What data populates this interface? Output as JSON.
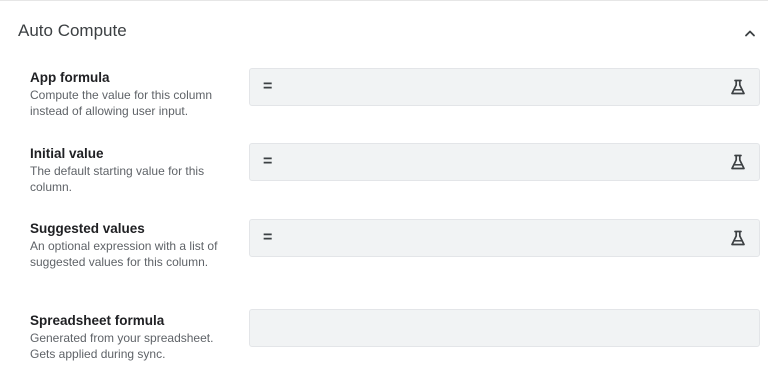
{
  "section": {
    "title": "Auto Compute",
    "collapse_icon": "chevron-up-icon"
  },
  "fields": [
    {
      "title": "App formula",
      "description": "Compute the value for this column instead of allowing user input.",
      "prefix": "=",
      "value": "",
      "action_icon": "flask-icon"
    },
    {
      "title": "Initial value",
      "description": "The default starting value for this column.",
      "prefix": "=",
      "value": "",
      "action_icon": "flask-icon"
    },
    {
      "title": "Suggested values",
      "description": "An optional expression with a list of suggested values for this column.",
      "prefix": "=",
      "value": "",
      "action_icon": "flask-icon"
    },
    {
      "title": "Spreadsheet formula",
      "description": "Generated from your spreadsheet. Gets applied during sync.",
      "value": ""
    }
  ],
  "colors": {
    "field_background": "#f1f3f4",
    "label_text": "#202124",
    "description_text": "#5f6368"
  }
}
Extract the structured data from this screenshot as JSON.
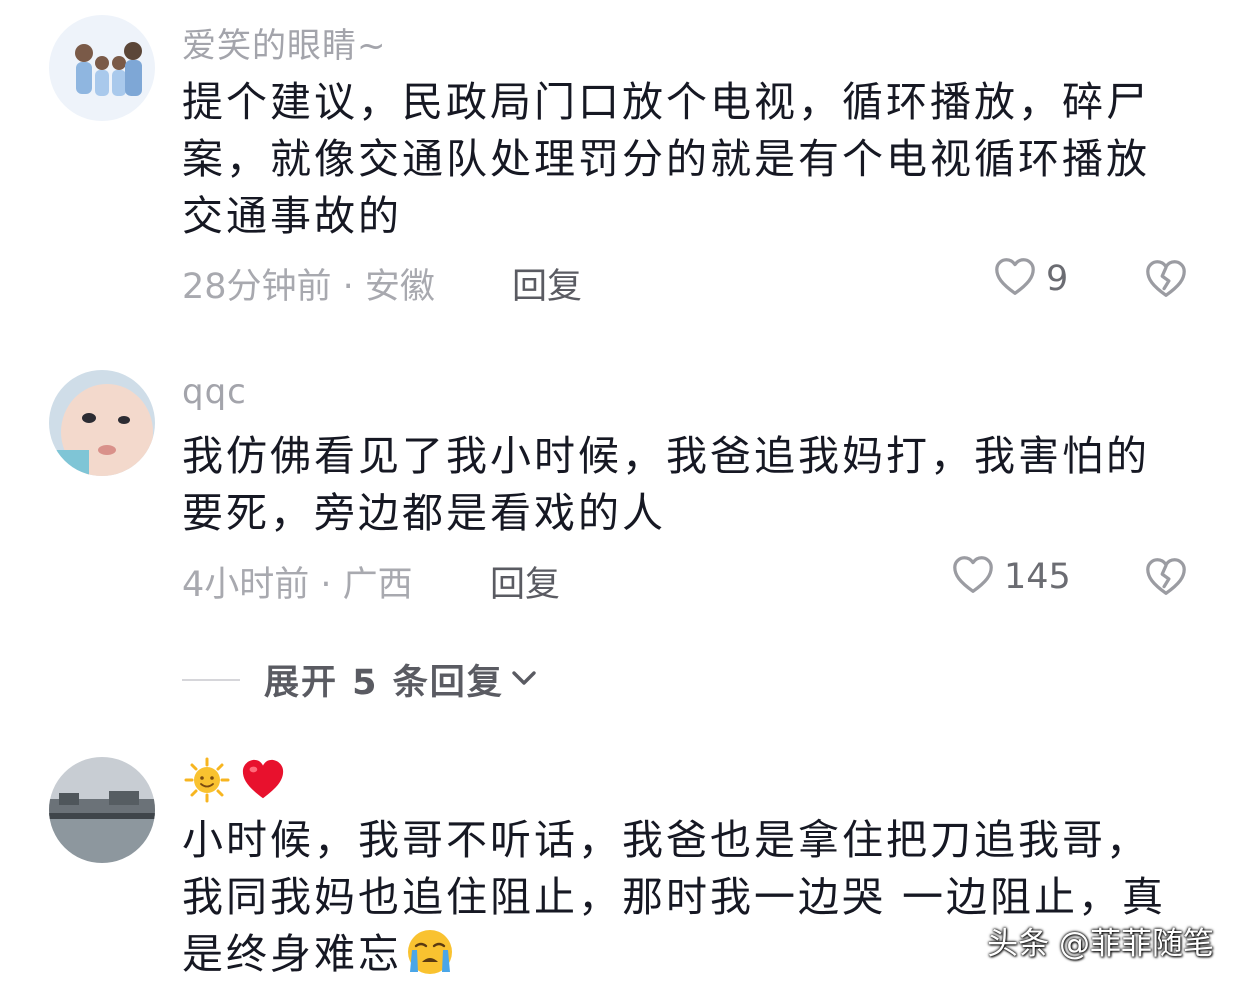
{
  "comments": [
    {
      "username": "爱笑的眼睛~",
      "text": "提个建议，民政局门口放个电视，循环播放，碎尸案，就像交通队处理罚分的就是有个电视循环播放交通事故的",
      "meta": "28分钟前 · 安徽",
      "reply_label": "回复",
      "likes": "9"
    },
    {
      "username": "qqc",
      "text": "我仿佛看见了我小时候，我爸追我妈打，我害怕的要死，旁边都是看戏的人",
      "meta": "4小时前 · 广西",
      "reply_label": "回复",
      "likes": "145"
    },
    {
      "username": "",
      "text": "小时候，我哥不听话，我爸也是拿住把刀追我哥，我同我妈也追住阻止，那时我一边哭 一边阻止，真是终身难忘"
    }
  ],
  "expand": {
    "label": "展开 5 条回复"
  },
  "watermark": "头条 @菲菲随笔",
  "colors": {
    "like_icon": "#9b9ca2",
    "heart_emoji": "#e8112d",
    "sun_emoji": "#f7b520"
  }
}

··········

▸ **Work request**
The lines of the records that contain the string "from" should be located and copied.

▸ **Task result**
      "description": "Generated from your spreadsheet. Gets applied during sync.",
Extract the structured data from this screenshot as JSON.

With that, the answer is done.